• Activity
What this exercise requires is a verbatim reproduction of the data below.

• Data about app and page elements
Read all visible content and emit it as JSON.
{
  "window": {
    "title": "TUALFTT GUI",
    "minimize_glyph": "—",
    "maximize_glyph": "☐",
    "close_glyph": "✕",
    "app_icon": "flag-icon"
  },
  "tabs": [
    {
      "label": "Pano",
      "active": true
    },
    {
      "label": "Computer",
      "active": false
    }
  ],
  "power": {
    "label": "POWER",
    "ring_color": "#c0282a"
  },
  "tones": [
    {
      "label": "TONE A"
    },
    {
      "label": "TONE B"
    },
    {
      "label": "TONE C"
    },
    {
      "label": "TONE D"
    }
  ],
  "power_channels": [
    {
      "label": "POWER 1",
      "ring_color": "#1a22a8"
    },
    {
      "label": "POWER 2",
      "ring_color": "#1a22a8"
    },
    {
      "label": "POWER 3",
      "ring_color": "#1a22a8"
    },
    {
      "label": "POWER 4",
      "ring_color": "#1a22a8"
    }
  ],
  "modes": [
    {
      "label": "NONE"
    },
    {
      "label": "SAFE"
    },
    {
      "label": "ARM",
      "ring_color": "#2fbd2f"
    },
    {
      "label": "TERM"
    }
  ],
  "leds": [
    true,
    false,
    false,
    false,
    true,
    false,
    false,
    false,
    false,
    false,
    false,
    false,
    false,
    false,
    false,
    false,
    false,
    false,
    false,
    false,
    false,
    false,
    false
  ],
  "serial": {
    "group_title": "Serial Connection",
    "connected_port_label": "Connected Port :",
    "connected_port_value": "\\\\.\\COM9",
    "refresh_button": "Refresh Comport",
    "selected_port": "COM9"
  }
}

• Response to this task
Read all visible content and emit it as JSON.
{
  "window": {
    "title": "TUALFTT GUI",
    "minimize_glyph": "—",
    "maximize_glyph": "☐",
    "close_glyph": "✕",
    "app_icon": "flag-icon"
  },
  "tabs": [
    {
      "label": "Pano",
      "active": true
    },
    {
      "label": "Computer",
      "active": false
    }
  ],
  "power": {
    "label": "POWER",
    "ring_color": "#c0282a"
  },
  "tones": [
    {
      "label": "TONE A"
    },
    {
      "label": "TONE B"
    },
    {
      "label": "TONE C"
    },
    {
      "label": "TONE D"
    }
  ],
  "power_channels": [
    {
      "label": "POWER 1",
      "ring_color": "#1a22a8"
    },
    {
      "label": "POWER 2",
      "ring_color": "#1a22a8"
    },
    {
      "label": "POWER 3",
      "ring_color": "#1a22a8"
    },
    {
      "label": "POWER 4",
      "ring_color": "#1a22a8"
    }
  ],
  "modes": [
    {
      "label": "NONE"
    },
    {
      "label": "SAFE"
    },
    {
      "label": "ARM",
      "ring_color": "#2fbd2f"
    },
    {
      "label": "TERM"
    }
  ],
  "leds": [
    true,
    false,
    false,
    false,
    true,
    false,
    false,
    false,
    false,
    false,
    false,
    false,
    false,
    false,
    false,
    false,
    false,
    false,
    false,
    false,
    false,
    false,
    false
  ],
  "serial": {
    "group_title": "Serial Connection",
    "connected_port_label": "Connected Port :",
    "connected_port_value": "\\\\.\\COM9",
    "refresh_button": "Refresh Comport",
    "selected_port": "COM9"
  }
}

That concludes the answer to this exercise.